Cold Gas at High Redshift

Proceedings of a Workshop Celebrating the 25th Anniversary of the Westerbork Synthesis Radio Telescope, held in Hoogeveen, The Netherlands, August 28–30, 1995

  • M. N. Bremer
  • P. P. van der Werf
  • H. J. A. Röttgering
  • C. L. Carilli

Part of the Astrophysics and Space Science Library book series (ASSL, volume 206)

Table of contents

  1. Front Matter
    Pages i-xii
  2. Introduction: Cold Gas at High Redshift

    1. Front Matter
      Pages 1-1
    2. Colin A. Norman, Robert Braun
      Pages 3-21
  3. Cold Gas and Evolution at Low to Moderate Redshift

    1. Front Matter
      Pages 23-23
    2. N. Z. Scoville, M. S. Yun, P. M. Bryant
      Pages 25-35
    3. U. Lisenfeld, R. E. Hills, S. J. E. Radford, P. M. Solomon
      Pages 55-59
    4. Michael Rowan-Robinson
      Pages 61-76
    5. James D. Lowenthal, David C. Koo
      Pages 85-90
  4. Theoretical Aspects

    1. Front Matter
      Pages 91-91
    2. David H. Weinberg, Lars Hernquist, Neal S. Katz, Jordi Miralda-Escudé
      Pages 93-107
    3. Stanislaw Bajtlik
      Pages 115-120
    4. G. Kauffmann
      Pages 121-136
    5. Michael Rauch
      Pages 137-142
  5. Gas in Clusters

    1. Front Matter
      Pages 143-143
    2. Jacqueline van Gorkom
      Pages 145-157
    3. A. Szomoru
      Pages 159-164

About these proceedings

Introduction

Recent years have seen increasing evidence that the main epoch of galaxy formation in the universe may be directly accessible to observation. An­ gular fluctuations in the background relict radiation have been detected by various ground-based instruments as well as by the COBE satellite, and suggest that the epoch of galaxy formation was not so very early. Combined optical and radio studies have found galaxies at redshifts above 2. 0, systems that at least superficially show the characteristics expected of large galaxies seen only shortly after their formation. And absorption lines in the spectra of quasars seem to be telling us that most cold gas at early to intermediate cosmological epochs was in clouds having roughly galaxy sized masses. What kinds of new observations will best help us study this high redshift universe in future? What new instruments will be needed? These are questions that loom large in the minds of the Dutch astronom­ ical community as we celebrate 25 years of operation of the Westerbork Synthesis Radio Telescope. Celebration of this Silver Jubilee has included a birthday party (on 23 June, 1995), a commemorative volume looking at both the history and the future of the facility ("The Westerbork Observa­ tory, Continuing Adventure in Radio Astronomy," Kluwer 1996), and an international workshop, held in the village of Hoogeveen on 28-30 August, 1995.

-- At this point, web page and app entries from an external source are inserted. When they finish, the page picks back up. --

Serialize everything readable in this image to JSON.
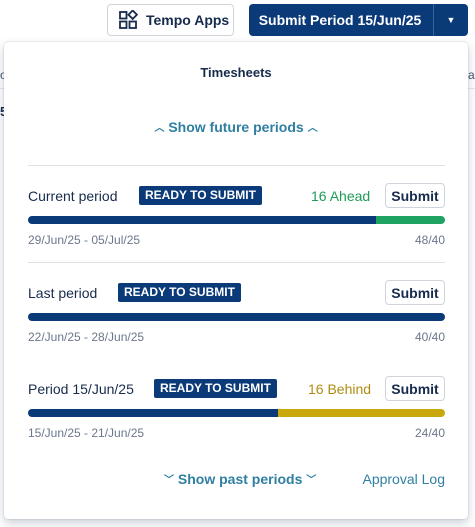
{
  "header": {
    "apps_button_label": "Tempo Apps",
    "submit_button_label": "Submit Period 15/Jun/25"
  },
  "popup": {
    "title": "Timesheets",
    "show_future_label": "Show future periods",
    "show_past_label": "Show past periods",
    "approval_log_label": "Approval Log",
    "periods": [
      {
        "label": "Current period",
        "badge": "READY TO SUBMIT",
        "status": "16 Ahead",
        "status_type": "ahead",
        "submit_label": "Submit",
        "date_range": "29/Jun/25 - 05/Jul/25",
        "hours": "48/40",
        "logged": 48,
        "required": 40
      },
      {
        "label": "Last period",
        "badge": "READY TO SUBMIT",
        "status": "",
        "status_type": "none",
        "submit_label": "Submit",
        "date_range": "22/Jun/25 - 28/Jun/25",
        "hours": "40/40",
        "logged": 40,
        "required": 40
      },
      {
        "label": "Period 15/Jun/25",
        "badge": "READY TO SUBMIT",
        "status": "16 Behind",
        "status_type": "behind",
        "submit_label": "Submit",
        "date_range": "15/Jun/25 - 21/Jun/25",
        "hours": "24/40",
        "logged": 24,
        "required": 40
      }
    ]
  },
  "colors": {
    "primary": "#0b3a78",
    "ahead": "#1ea362",
    "behind": "#c9a80e",
    "link": "#2f7fa3"
  }
}
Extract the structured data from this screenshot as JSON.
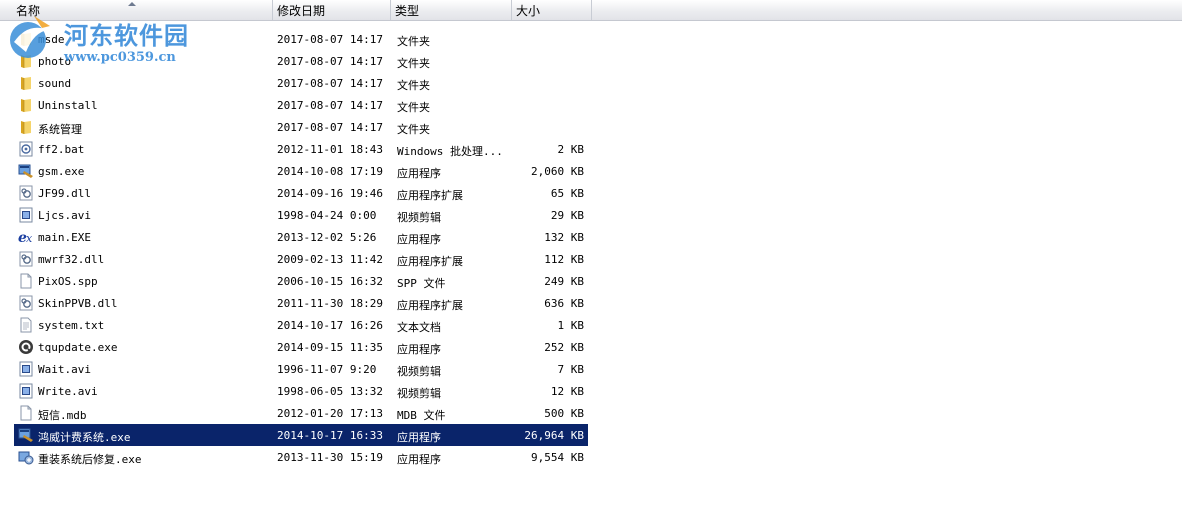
{
  "columns": {
    "name": "名称",
    "date": "修改日期",
    "type": "类型",
    "size": "大小"
  },
  "watermark": {
    "title": "河东软件园",
    "url": "www.pc0359.cn"
  },
  "files": [
    {
      "name": "msde",
      "date": "2017-08-07 14:17",
      "type": "文件夹",
      "size": "",
      "icon": "folder-icon"
    },
    {
      "name": "photo",
      "date": "2017-08-07 14:17",
      "type": "文件夹",
      "size": "",
      "icon": "folder-icon"
    },
    {
      "name": "sound",
      "date": "2017-08-07 14:17",
      "type": "文件夹",
      "size": "",
      "icon": "folder-icon"
    },
    {
      "name": "Uninstall",
      "date": "2017-08-07 14:17",
      "type": "文件夹",
      "size": "",
      "icon": "folder-icon"
    },
    {
      "name": "系统管理",
      "date": "2017-08-07 14:17",
      "type": "文件夹",
      "size": "",
      "icon": "folder-icon"
    },
    {
      "name": "ff2.bat",
      "date": "2012-11-01 18:43",
      "type": "Windows 批处理...",
      "size": "2 KB",
      "icon": "batch-file-icon"
    },
    {
      "name": "gsm.exe",
      "date": "2014-10-08 17:19",
      "type": "应用程序",
      "size": "2,060 KB",
      "icon": "app-icon"
    },
    {
      "name": "JF99.dll",
      "date": "2014-09-16 19:46",
      "type": "应用程序扩展",
      "size": "65 KB",
      "icon": "dll-icon"
    },
    {
      "name": "Ljcs.avi",
      "date": "1998-04-24 0:00",
      "type": "视频剪辑",
      "size": "29 KB",
      "icon": "video-icon"
    },
    {
      "name": "main.EXE",
      "date": "2013-12-02 5:26",
      "type": "应用程序",
      "size": "132 KB",
      "icon": "app-logo-icon"
    },
    {
      "name": "mwrf32.dll",
      "date": "2009-02-13 11:42",
      "type": "应用程序扩展",
      "size": "112 KB",
      "icon": "dll-icon"
    },
    {
      "name": "PixOS.spp",
      "date": "2006-10-15 16:32",
      "type": "SPP 文件",
      "size": "249 KB",
      "icon": "file-icon"
    },
    {
      "name": "SkinPPVB.dll",
      "date": "2011-11-30 18:29",
      "type": "应用程序扩展",
      "size": "636 KB",
      "icon": "dll-icon"
    },
    {
      "name": "system.txt",
      "date": "2014-10-17 16:26",
      "type": "文本文档",
      "size": "1 KB",
      "icon": "text-file-icon"
    },
    {
      "name": "tqupdate.exe",
      "date": "2014-09-15 11:35",
      "type": "应用程序",
      "size": "252 KB",
      "icon": "update-icon"
    },
    {
      "name": "Wait.avi",
      "date": "1996-11-07 9:20",
      "type": "视频剪辑",
      "size": "7 KB",
      "icon": "video-icon"
    },
    {
      "name": "Write.avi",
      "date": "1998-06-05 13:32",
      "type": "视频剪辑",
      "size": "12 KB",
      "icon": "video-icon"
    },
    {
      "name": "短信.mdb",
      "date": "2012-01-20 17:13",
      "type": "MDB 文件",
      "size": "500 KB",
      "icon": "file-icon"
    },
    {
      "name": "鸿威计费系统.exe",
      "date": "2014-10-17 16:33",
      "type": "应用程序",
      "size": "26,964 KB",
      "icon": "app-icon",
      "selected": true
    },
    {
      "name": "重装系统后修复.exe",
      "date": "2013-11-30 15:19",
      "type": "应用程序",
      "size": "9,554 KB",
      "icon": "setup-icon"
    }
  ]
}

Keywords

Redshift galaxies galaxy instruments interstellar matter telescope

Editors and affiliations

  • M. N. Bremer
    • 1
  • P. P. van der Werf
    • 1
  • H. J. A. Röttgering
    • 1
  • C. L. Carilli
    • 2
  1. 1.Leiden ObservatoryThe Netherlands
  2. 2.National Radio Astronomy ObservatorySocorroUSA

Bibliographic information

  • DOI https://doi.org/10.1007/978-94-009-1726-2
  • Copyright Information Springer Science+Business Media B.V. 1996
  • Publisher Name Springer, Dordrecht
  • eBook Packages Springer Book Archive
  • Print ISBN 978-94-010-7273-1
  • Online ISBN 978-94-009-1726-2
  • Series Print ISSN 0067-0057
  • About this book